Dataset records:
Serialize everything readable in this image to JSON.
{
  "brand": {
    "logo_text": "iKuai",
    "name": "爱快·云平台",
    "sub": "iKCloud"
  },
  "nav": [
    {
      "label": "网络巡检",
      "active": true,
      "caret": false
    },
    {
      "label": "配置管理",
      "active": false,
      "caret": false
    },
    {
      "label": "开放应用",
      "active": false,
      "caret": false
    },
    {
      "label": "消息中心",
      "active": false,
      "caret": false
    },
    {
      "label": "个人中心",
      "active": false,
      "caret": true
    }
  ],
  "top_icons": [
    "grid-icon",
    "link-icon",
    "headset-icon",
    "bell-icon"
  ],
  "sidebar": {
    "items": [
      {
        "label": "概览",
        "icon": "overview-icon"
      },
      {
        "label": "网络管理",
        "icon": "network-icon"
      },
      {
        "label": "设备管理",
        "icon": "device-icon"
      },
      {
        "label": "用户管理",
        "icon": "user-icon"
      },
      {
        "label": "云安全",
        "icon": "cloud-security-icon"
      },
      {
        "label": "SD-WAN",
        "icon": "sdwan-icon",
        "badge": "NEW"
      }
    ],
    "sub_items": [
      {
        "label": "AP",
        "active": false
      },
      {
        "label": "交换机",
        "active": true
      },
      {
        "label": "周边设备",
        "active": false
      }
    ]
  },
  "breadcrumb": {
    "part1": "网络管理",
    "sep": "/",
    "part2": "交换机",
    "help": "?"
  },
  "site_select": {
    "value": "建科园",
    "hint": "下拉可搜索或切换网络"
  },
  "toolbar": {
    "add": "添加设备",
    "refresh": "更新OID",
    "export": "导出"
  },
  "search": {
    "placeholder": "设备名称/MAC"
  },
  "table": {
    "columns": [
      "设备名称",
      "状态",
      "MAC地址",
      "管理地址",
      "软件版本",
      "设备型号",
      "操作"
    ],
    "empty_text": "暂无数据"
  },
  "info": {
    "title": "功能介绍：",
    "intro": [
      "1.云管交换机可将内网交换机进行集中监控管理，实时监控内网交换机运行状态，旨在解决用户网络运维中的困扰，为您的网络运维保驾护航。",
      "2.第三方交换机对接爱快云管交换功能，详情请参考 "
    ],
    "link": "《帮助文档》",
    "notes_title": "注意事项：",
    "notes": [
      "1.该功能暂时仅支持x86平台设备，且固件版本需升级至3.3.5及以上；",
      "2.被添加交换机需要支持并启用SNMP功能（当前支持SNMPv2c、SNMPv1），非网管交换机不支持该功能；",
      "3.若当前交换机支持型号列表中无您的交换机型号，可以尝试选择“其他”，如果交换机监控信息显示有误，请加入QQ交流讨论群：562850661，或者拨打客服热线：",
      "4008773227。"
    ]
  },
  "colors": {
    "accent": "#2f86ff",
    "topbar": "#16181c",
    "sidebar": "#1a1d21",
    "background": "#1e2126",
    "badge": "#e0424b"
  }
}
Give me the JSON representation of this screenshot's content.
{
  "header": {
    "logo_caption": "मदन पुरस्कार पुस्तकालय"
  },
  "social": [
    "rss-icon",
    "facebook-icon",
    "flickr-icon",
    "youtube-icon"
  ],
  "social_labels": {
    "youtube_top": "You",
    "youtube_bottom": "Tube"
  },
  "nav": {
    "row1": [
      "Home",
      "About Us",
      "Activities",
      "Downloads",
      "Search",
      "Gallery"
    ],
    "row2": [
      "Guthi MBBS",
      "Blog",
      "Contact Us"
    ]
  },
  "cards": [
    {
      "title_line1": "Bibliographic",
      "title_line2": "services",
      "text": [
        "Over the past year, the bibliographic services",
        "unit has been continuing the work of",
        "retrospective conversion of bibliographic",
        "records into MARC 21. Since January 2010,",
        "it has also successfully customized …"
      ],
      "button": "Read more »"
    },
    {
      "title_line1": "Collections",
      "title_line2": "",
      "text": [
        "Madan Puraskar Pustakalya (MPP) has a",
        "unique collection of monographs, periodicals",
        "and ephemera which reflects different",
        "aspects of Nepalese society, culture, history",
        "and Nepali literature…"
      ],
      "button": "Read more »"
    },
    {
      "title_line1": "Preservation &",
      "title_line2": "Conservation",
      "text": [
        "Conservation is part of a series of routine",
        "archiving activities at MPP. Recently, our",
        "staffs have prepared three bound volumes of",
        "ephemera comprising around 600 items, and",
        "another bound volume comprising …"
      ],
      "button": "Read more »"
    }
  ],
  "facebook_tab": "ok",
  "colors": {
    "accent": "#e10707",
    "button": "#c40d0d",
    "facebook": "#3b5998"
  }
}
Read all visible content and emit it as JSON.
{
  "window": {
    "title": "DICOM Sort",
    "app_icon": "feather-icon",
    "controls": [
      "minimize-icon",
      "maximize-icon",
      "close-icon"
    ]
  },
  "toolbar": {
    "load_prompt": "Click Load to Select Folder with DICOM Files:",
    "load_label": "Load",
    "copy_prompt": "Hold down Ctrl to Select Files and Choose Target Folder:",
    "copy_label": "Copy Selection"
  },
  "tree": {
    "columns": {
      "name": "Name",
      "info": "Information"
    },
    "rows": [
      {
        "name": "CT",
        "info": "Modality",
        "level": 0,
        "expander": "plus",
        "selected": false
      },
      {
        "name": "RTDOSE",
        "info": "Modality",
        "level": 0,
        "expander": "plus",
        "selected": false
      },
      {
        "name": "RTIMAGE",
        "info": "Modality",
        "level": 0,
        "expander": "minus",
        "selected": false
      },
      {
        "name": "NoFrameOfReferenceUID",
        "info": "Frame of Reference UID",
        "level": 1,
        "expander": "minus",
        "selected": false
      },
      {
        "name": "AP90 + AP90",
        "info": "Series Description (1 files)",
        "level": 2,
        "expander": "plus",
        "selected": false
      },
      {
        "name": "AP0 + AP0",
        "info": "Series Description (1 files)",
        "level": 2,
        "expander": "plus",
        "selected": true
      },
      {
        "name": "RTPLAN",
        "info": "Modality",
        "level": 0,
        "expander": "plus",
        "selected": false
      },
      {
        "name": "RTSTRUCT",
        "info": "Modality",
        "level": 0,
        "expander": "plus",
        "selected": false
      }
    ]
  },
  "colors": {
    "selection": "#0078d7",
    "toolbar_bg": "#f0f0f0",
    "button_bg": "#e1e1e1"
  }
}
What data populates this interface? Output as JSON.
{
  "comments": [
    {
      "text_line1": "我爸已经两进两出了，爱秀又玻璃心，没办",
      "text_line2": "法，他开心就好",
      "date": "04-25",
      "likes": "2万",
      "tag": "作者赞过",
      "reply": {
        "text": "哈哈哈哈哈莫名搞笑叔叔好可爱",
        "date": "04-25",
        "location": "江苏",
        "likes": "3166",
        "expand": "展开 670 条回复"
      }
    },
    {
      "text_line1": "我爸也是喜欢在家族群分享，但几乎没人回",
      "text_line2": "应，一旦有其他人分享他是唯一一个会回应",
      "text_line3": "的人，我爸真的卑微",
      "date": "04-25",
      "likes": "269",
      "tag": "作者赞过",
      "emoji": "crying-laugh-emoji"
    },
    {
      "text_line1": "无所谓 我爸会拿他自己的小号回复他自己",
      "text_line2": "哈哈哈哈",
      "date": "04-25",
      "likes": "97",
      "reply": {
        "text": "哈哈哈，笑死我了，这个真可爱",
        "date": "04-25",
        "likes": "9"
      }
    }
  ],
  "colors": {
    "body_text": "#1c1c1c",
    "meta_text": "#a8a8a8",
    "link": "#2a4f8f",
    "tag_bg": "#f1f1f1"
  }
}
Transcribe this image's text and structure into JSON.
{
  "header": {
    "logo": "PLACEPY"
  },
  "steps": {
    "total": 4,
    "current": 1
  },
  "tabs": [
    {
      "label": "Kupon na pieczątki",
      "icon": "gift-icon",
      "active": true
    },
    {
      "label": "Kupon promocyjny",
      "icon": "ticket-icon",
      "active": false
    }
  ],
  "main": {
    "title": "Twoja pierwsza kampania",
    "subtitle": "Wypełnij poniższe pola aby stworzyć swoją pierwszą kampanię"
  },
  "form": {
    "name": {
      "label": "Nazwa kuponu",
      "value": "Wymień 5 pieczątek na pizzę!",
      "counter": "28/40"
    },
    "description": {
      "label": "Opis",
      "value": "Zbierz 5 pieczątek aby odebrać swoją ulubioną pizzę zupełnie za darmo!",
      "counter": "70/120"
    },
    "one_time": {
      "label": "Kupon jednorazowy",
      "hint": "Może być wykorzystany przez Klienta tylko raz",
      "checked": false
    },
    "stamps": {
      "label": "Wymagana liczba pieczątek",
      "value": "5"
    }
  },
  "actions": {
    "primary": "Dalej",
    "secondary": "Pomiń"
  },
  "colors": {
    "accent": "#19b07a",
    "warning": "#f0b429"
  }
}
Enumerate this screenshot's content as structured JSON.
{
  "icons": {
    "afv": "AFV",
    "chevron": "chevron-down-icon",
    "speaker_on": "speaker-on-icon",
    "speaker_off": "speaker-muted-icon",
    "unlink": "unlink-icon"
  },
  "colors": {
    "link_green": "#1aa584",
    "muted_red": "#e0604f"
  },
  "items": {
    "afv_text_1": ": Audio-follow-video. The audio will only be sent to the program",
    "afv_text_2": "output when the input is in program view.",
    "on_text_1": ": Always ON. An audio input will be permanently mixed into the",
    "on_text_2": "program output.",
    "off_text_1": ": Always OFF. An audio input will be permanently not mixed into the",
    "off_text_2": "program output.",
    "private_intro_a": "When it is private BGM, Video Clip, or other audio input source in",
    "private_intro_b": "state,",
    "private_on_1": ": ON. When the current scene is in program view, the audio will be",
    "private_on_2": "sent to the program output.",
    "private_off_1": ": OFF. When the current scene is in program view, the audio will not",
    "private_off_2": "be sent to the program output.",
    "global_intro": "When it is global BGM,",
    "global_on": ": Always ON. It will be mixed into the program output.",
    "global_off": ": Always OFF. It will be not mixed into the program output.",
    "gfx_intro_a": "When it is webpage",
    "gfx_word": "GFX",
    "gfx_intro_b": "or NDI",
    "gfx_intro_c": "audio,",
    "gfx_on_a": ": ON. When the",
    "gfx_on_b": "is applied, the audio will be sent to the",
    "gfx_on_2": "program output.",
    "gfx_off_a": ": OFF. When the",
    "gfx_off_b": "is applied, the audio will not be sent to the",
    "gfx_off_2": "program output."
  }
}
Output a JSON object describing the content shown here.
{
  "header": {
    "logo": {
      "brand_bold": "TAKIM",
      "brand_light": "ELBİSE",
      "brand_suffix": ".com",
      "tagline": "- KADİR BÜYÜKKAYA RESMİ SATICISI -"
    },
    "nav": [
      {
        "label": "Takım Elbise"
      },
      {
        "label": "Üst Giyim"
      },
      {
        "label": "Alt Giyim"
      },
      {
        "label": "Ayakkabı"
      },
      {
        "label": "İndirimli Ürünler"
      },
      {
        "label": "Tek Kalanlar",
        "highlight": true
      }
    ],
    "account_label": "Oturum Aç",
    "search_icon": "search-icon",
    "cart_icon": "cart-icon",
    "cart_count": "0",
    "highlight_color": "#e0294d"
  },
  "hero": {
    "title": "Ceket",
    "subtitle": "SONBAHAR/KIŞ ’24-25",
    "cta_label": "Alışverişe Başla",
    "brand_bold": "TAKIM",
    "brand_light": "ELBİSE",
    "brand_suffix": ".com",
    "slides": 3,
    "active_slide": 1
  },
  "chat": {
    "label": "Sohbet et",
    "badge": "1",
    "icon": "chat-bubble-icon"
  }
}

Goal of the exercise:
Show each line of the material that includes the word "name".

Answer to this problem:
    "name": "爱快·云平台",
      "name": "Name",
        "name": "CT",
        "name": "RTDOSE",
        "name": "RTIMAGE",
        "name": "NoFrameOfReferenceUID",
        "name": "AP90 + AP90",
        "name": "AP0 + AP0",
        "name": "RTPLAN",
        "name": "RTSTRUCT",
    "name": {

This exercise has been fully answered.